Data Block Start

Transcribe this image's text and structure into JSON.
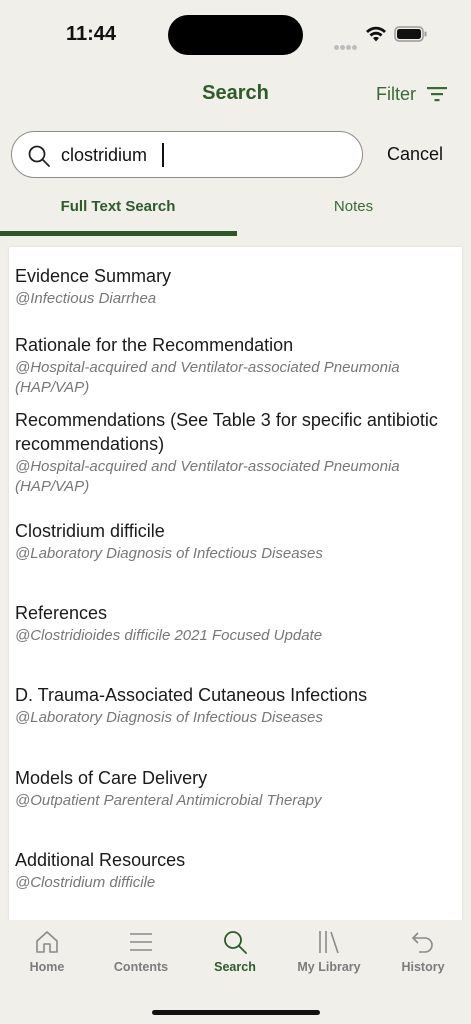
{
  "status_bar": {
    "time": "11:44"
  },
  "header": {
    "title": "Search",
    "filter_label": "Filter"
  },
  "search": {
    "value": "clostridium",
    "cancel_label": "Cancel"
  },
  "tabs": [
    {
      "label": "Full Text Search",
      "active": true
    },
    {
      "label": "Notes",
      "active": false
    }
  ],
  "results": [
    {
      "title": "Evidence Summary",
      "source": "@Infectious Diarrhea"
    },
    {
      "title": "Rationale for the Recommendation",
      "source": "@Hospital-acquired and Ventilator-associated Pneumonia (HAP/VAP)"
    },
    {
      "title": "Recommendations (See Table 3 for specific antibiotic recommendations)",
      "source": "@Hospital-acquired and Ventilator-associated Pneumonia (HAP/VAP)"
    },
    {
      "title": "Clostridium difficile",
      "source": "@Laboratory Diagnosis of Infectious Diseases"
    },
    {
      "title": "References",
      "source": "@Clostridioides difficile 2021 Focused Update"
    },
    {
      "title": "D. Trauma-Associated Cutaneous Infections",
      "source": "@Laboratory Diagnosis of Infectious Diseases"
    },
    {
      "title": "Models of Care Delivery",
      "source": "@Outpatient Parenteral Antimicrobial Therapy"
    },
    {
      "title": "Additional Resources",
      "source": "@Clostridium difficile"
    }
  ],
  "tab_bar": {
    "items": [
      {
        "label": "Home",
        "icon": "home-icon",
        "active": false
      },
      {
        "label": "Contents",
        "icon": "menu-icon",
        "active": false
      },
      {
        "label": "Search",
        "icon": "search-icon",
        "active": true
      },
      {
        "label": "My Library",
        "icon": "library-icon",
        "active": false
      },
      {
        "label": "History",
        "icon": "history-icon",
        "active": false
      }
    ]
  },
  "colors": {
    "accent": "#2f5a2a",
    "background": "#f0efea",
    "muted_text": "#777777"
  }
}
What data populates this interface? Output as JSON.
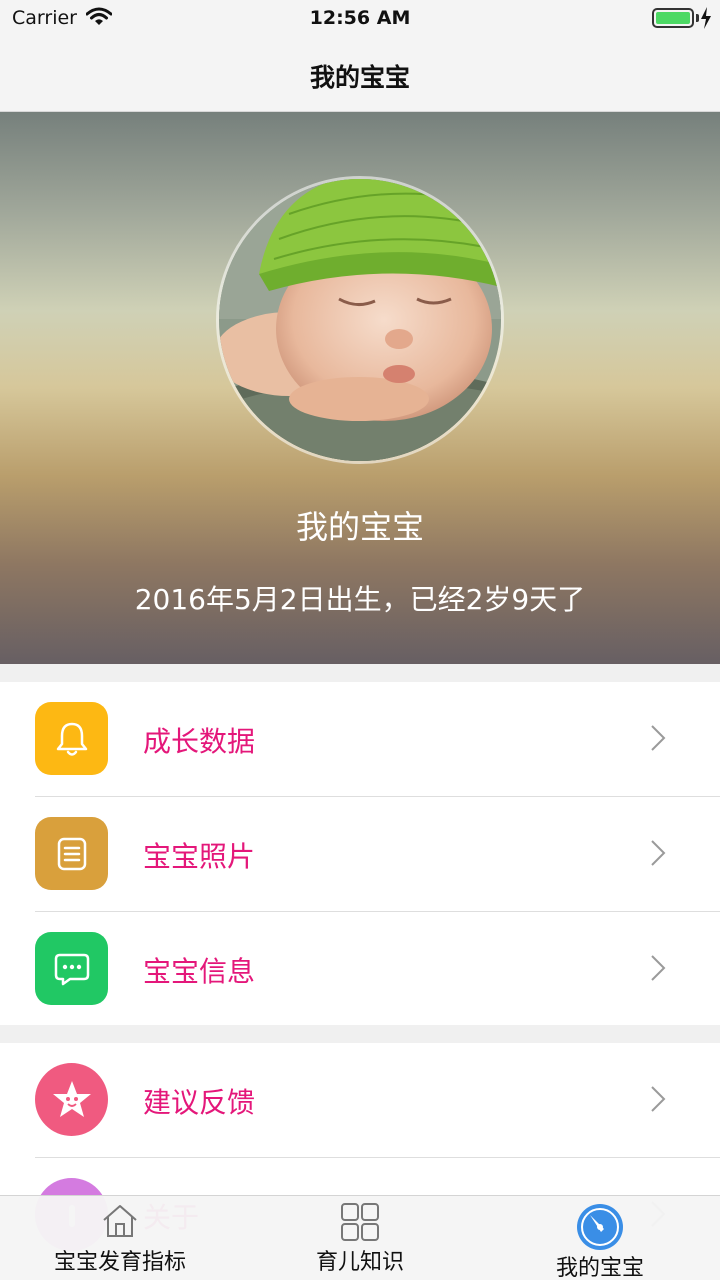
{
  "status_bar": {
    "carrier": "Carrier",
    "time": "12:56 AM",
    "battery_level": 1.0
  },
  "nav": {
    "title": "我的宝宝"
  },
  "hero": {
    "name": "我的宝宝",
    "birth_text": "2016年5月2日出生，已经2岁9天了"
  },
  "menu": {
    "groups": [
      [
        {
          "label": "成长数据",
          "icon": "bell-icon",
          "color": "#fdb813"
        },
        {
          "label": "宝宝照片",
          "icon": "document-icon",
          "color": "#d9a03c"
        },
        {
          "label": "宝宝信息",
          "icon": "message-icon",
          "color": "#21c864"
        }
      ],
      [
        {
          "label": "建议反馈",
          "icon": "star-face-icon",
          "color": "#f05a80"
        },
        {
          "label": "关于",
          "icon": "info-icon",
          "color": "#d47be0"
        }
      ]
    ],
    "label_color": "#e4177a"
  },
  "tabs": [
    {
      "label": "宝宝发育指标",
      "icon": "home-icon",
      "selected": false
    },
    {
      "label": "育儿知识",
      "icon": "grid-icon",
      "selected": false
    },
    {
      "label": "我的宝宝",
      "icon": "compass-icon",
      "selected": true
    }
  ],
  "colors": {
    "accent_tab": "#3a8ee6"
  }
}
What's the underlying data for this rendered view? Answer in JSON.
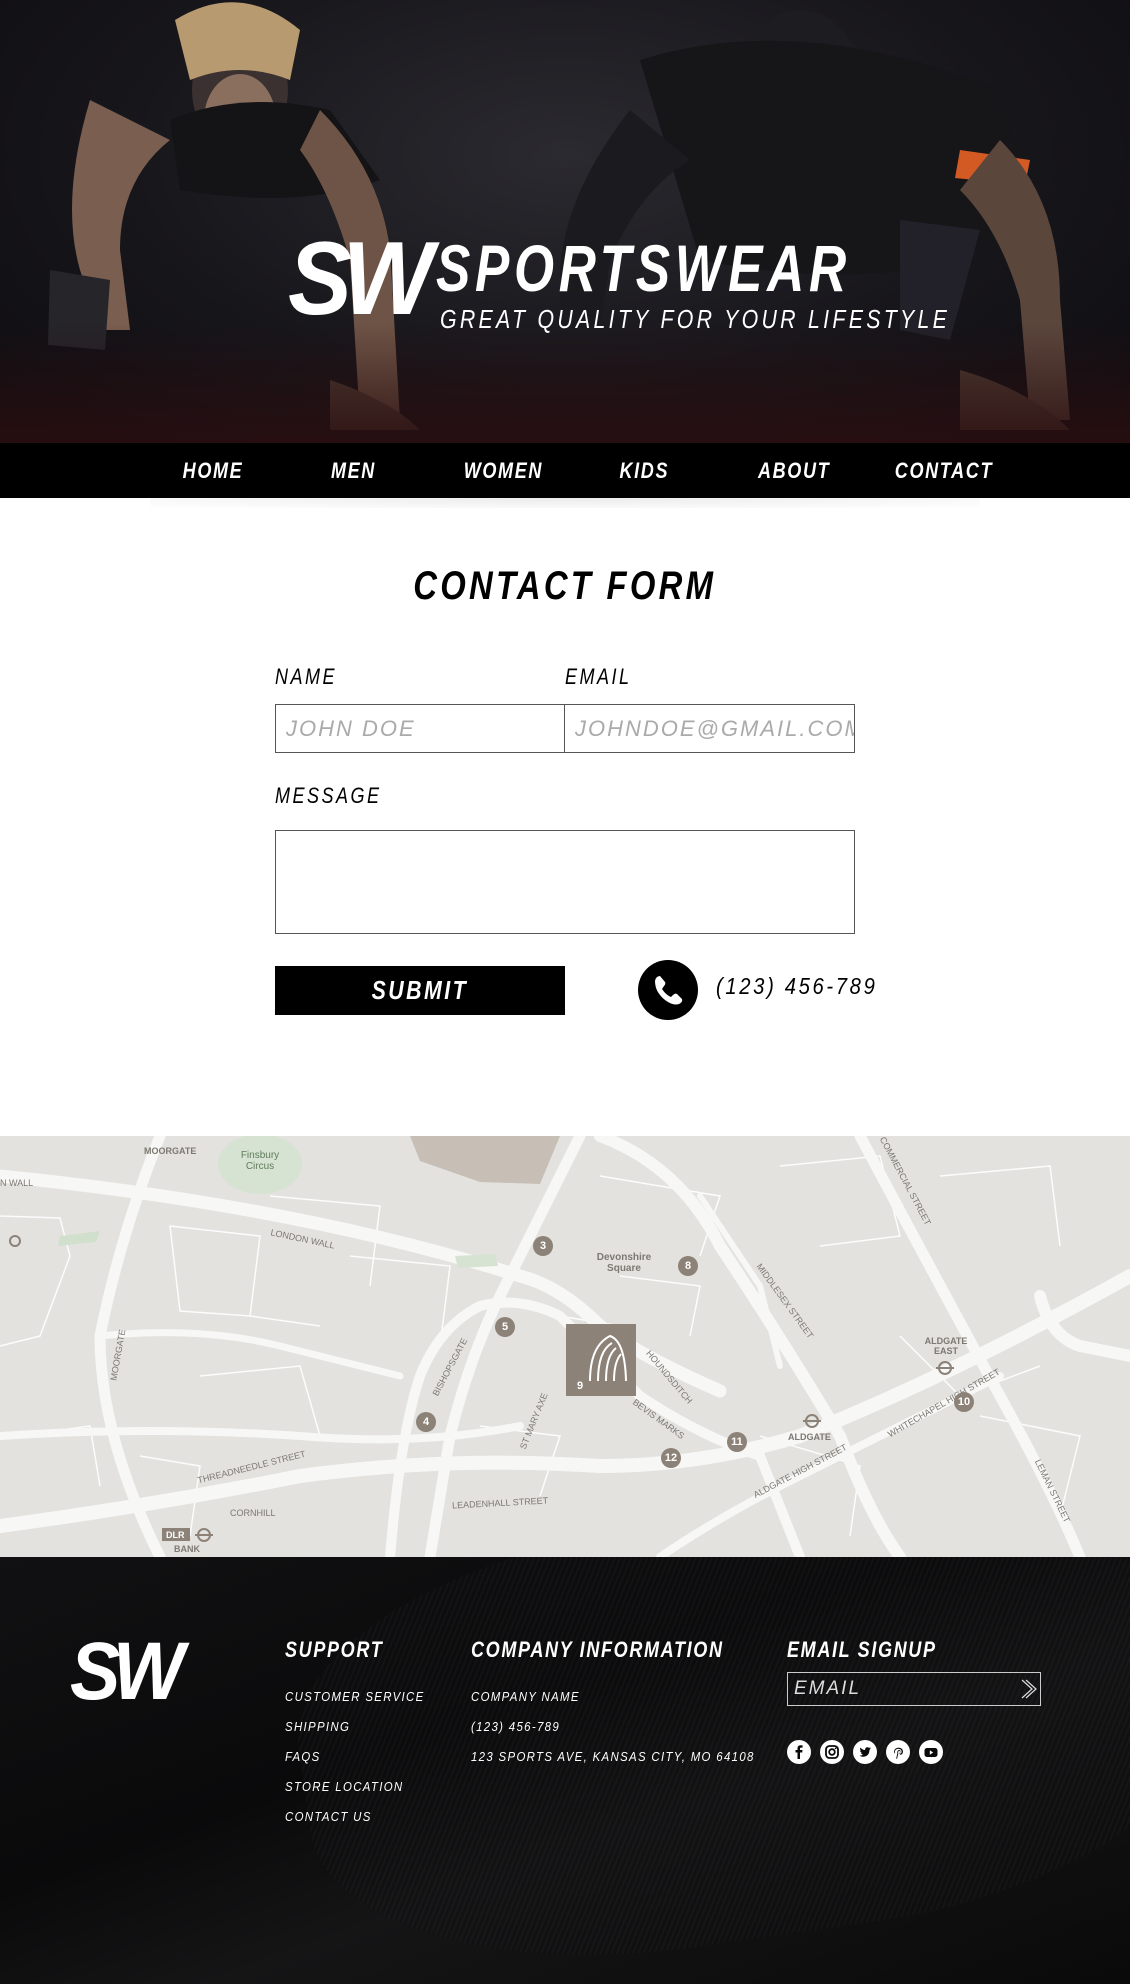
{
  "hero": {
    "logo": "SW",
    "brand_name": "SPORTSWEAR",
    "tagline": "GREAT QUALITY FOR YOUR LIFESTYLE"
  },
  "nav": {
    "items": [
      "HOME",
      "MEN",
      "WOMEN",
      "KIDS",
      "ABOUT",
      "CONTACT"
    ]
  },
  "contact_form": {
    "title": "CONTACT FORM",
    "name_label": "NAME",
    "name_placeholder": "JOHN DOE",
    "email_label": "EMAIL",
    "email_placeholder": "JOHNDOE@GMAIL.COM",
    "message_label": "MESSAGE",
    "submit_label": "SUBMIT",
    "phone": "(123) 456-789"
  },
  "map": {
    "labels": {
      "moorgate": "MOORGATE",
      "finsbury_circus": "Finsbury Circus",
      "london_wall": "LONDON WALL",
      "devonshire_square": "Devonshire Square",
      "middlesex_street": "MIDDLESEX STREET",
      "commercial_street": "COMMERCIAL STREET",
      "aldgate_east": "ALDGATE EAST",
      "whitechapel_high_street": "WHITECHAPEL HIGH STREET",
      "aldgate": "ALDGATE",
      "aldgate_high_street": "ALDGATE HIGH STREET",
      "bishopsgate": "BISHOPSGATE",
      "houndsditch": "HOUNDSDITCH",
      "bevis_marks": "BEVIS MARKS",
      "st_mary_axe": "ST MARY AXE",
      "threadneedle_street": "THREADNEEDLE STREET",
      "cornhill": "CORNHILL",
      "leadenhall_street": "LEADENHALL STREET",
      "leman_street": "LEMAN STREET",
      "moorgate_road": "MOORGATE",
      "dlr": "DLR",
      "bank": "BANK",
      "wall_left": "N WALL"
    },
    "pins": [
      "3",
      "8",
      "5",
      "9",
      "4",
      "11",
      "12",
      "10"
    ]
  },
  "footer": {
    "logo": "SW",
    "support": {
      "heading": "SUPPORT",
      "links": [
        "CUSTOMER SERVICE",
        "SHIPPING",
        "FAQS",
        "STORE LOCATION",
        "CONTACT US"
      ]
    },
    "company": {
      "heading": "COMPANY INFORMATION",
      "lines": [
        "COMPANY NAME",
        "(123) 456-789",
        "123 SPORTS AVE, KANSAS CITY, MO 64108"
      ]
    },
    "signup": {
      "heading": "EMAIL SIGNUP",
      "placeholder": "EMAIL"
    },
    "social": [
      "facebook-icon",
      "instagram-icon",
      "twitter-icon",
      "pinterest-icon",
      "youtube-icon"
    ]
  }
}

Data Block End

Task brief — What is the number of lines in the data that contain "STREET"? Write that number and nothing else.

Answer below — 7